┏━━
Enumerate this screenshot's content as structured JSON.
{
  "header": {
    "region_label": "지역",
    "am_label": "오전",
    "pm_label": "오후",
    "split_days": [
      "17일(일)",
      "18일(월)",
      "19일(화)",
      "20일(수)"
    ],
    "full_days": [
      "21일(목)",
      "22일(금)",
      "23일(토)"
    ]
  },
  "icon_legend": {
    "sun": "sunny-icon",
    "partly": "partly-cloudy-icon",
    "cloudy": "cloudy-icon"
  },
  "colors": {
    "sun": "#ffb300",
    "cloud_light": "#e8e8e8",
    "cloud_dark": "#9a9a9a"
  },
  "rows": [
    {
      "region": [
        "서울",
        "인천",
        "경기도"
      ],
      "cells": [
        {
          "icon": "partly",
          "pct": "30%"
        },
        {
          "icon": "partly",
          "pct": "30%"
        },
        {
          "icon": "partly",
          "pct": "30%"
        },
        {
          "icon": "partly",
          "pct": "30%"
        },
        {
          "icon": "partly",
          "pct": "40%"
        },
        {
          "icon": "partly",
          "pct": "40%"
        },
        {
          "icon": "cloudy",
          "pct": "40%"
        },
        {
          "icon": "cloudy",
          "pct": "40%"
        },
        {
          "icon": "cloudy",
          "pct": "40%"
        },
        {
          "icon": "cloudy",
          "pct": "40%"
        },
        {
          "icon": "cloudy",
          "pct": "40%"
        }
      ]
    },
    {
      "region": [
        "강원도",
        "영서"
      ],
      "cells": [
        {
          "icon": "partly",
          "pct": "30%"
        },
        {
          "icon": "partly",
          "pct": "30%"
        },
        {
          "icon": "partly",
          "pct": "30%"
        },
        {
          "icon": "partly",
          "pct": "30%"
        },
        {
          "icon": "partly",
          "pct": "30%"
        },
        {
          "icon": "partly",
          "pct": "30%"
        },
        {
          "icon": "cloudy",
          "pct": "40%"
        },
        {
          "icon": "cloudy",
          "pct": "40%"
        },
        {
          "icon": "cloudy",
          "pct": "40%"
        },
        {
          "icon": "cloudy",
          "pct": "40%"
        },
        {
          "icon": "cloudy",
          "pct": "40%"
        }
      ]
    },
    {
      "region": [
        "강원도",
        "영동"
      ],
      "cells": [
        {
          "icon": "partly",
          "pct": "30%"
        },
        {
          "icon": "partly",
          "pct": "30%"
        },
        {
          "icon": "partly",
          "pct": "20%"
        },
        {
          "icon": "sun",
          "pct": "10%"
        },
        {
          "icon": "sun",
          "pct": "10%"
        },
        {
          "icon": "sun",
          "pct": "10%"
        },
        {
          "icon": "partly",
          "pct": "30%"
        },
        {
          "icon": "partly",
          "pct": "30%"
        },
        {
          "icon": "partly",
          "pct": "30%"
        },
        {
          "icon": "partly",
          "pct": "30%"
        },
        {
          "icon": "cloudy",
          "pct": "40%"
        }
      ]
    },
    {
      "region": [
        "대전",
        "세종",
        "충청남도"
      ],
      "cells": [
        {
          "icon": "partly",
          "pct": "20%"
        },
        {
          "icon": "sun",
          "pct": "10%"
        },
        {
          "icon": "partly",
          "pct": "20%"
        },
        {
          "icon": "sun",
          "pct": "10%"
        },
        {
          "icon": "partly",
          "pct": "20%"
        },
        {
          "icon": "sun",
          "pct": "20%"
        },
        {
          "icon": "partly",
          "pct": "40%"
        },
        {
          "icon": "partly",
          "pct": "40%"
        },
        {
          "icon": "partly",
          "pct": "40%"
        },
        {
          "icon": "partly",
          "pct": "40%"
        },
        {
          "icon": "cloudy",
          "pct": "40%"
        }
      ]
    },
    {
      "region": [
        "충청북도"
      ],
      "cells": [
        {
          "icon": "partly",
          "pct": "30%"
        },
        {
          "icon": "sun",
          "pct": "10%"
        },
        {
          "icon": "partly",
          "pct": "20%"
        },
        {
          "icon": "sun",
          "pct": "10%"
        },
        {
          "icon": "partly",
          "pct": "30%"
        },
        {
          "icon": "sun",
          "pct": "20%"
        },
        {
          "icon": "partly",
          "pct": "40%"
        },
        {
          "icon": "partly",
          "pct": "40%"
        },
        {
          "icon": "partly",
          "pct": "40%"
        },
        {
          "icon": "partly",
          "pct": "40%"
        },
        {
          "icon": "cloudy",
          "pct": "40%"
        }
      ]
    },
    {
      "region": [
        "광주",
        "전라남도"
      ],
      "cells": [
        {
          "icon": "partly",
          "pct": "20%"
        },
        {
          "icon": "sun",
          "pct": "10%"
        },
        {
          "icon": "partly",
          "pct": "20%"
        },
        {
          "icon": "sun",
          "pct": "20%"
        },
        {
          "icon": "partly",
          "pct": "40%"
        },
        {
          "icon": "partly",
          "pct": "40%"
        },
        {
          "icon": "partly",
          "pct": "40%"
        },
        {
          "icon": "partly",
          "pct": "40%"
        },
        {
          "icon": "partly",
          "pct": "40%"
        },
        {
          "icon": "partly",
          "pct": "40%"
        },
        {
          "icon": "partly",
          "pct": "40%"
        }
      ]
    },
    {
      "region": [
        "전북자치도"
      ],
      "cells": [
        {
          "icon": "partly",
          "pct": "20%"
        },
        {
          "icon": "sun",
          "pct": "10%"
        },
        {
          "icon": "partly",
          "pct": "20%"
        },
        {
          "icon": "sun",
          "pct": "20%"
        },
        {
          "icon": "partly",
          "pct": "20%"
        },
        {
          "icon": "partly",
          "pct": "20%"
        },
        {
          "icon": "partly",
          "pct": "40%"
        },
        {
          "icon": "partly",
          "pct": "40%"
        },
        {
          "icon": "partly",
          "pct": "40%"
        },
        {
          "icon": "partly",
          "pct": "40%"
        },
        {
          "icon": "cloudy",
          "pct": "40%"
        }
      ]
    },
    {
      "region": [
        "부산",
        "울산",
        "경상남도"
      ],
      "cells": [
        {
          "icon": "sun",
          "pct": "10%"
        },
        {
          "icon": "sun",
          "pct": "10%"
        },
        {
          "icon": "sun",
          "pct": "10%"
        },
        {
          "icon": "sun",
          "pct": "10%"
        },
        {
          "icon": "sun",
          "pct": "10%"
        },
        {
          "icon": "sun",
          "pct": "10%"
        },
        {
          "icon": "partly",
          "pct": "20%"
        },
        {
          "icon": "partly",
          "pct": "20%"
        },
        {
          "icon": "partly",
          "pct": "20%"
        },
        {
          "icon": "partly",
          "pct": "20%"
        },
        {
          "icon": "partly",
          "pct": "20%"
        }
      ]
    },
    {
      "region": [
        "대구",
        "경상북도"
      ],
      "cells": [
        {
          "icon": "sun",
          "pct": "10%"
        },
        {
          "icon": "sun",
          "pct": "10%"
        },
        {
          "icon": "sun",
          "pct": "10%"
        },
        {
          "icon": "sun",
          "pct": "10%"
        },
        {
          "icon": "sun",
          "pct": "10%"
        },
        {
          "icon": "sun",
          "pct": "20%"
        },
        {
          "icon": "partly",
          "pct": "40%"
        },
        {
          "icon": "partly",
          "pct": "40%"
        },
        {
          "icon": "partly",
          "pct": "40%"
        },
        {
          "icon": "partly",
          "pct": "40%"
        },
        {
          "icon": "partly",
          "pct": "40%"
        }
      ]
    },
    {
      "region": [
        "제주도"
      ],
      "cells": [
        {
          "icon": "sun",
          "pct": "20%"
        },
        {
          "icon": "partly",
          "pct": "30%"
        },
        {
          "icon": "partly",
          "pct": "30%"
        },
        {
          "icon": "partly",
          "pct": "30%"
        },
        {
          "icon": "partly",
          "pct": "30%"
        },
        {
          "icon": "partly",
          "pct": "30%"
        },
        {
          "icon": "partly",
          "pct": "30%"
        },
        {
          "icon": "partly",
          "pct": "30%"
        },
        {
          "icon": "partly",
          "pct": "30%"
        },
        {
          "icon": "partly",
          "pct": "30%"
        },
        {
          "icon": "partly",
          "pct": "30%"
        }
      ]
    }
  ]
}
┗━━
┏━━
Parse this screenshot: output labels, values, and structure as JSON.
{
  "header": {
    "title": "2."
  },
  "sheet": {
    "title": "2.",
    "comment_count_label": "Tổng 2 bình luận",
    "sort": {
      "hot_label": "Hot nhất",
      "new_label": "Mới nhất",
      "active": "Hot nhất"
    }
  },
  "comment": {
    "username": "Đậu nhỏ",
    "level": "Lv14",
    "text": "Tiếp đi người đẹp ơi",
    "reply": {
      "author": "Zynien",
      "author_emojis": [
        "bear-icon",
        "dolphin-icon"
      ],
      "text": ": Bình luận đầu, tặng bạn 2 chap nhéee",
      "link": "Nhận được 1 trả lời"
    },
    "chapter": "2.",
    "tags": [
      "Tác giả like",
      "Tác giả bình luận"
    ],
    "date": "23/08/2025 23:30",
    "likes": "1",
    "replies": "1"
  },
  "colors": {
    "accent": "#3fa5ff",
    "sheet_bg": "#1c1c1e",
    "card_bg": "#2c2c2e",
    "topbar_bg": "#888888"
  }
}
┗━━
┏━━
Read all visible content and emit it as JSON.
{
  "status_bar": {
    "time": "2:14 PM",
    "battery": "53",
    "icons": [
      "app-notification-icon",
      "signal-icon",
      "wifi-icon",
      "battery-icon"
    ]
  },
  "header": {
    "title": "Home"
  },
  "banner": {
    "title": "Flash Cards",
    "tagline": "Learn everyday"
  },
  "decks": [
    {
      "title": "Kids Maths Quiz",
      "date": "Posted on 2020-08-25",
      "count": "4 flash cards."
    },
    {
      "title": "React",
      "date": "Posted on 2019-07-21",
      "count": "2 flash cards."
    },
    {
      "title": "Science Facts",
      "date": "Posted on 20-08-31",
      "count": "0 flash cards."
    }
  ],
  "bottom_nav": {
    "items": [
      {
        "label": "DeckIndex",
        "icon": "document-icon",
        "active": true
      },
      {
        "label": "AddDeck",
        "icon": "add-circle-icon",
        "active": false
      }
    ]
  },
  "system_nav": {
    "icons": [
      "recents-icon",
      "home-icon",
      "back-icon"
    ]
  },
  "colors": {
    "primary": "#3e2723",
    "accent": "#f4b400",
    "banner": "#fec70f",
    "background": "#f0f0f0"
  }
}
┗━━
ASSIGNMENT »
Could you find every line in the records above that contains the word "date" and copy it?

COMPLETED TASK »
    "date": "23/08/2025 23:30",
      "date": "Posted on 2020-08-25",
      "date": "Posted on 2019-07-21",
      "date": "Posted on 20-08-31",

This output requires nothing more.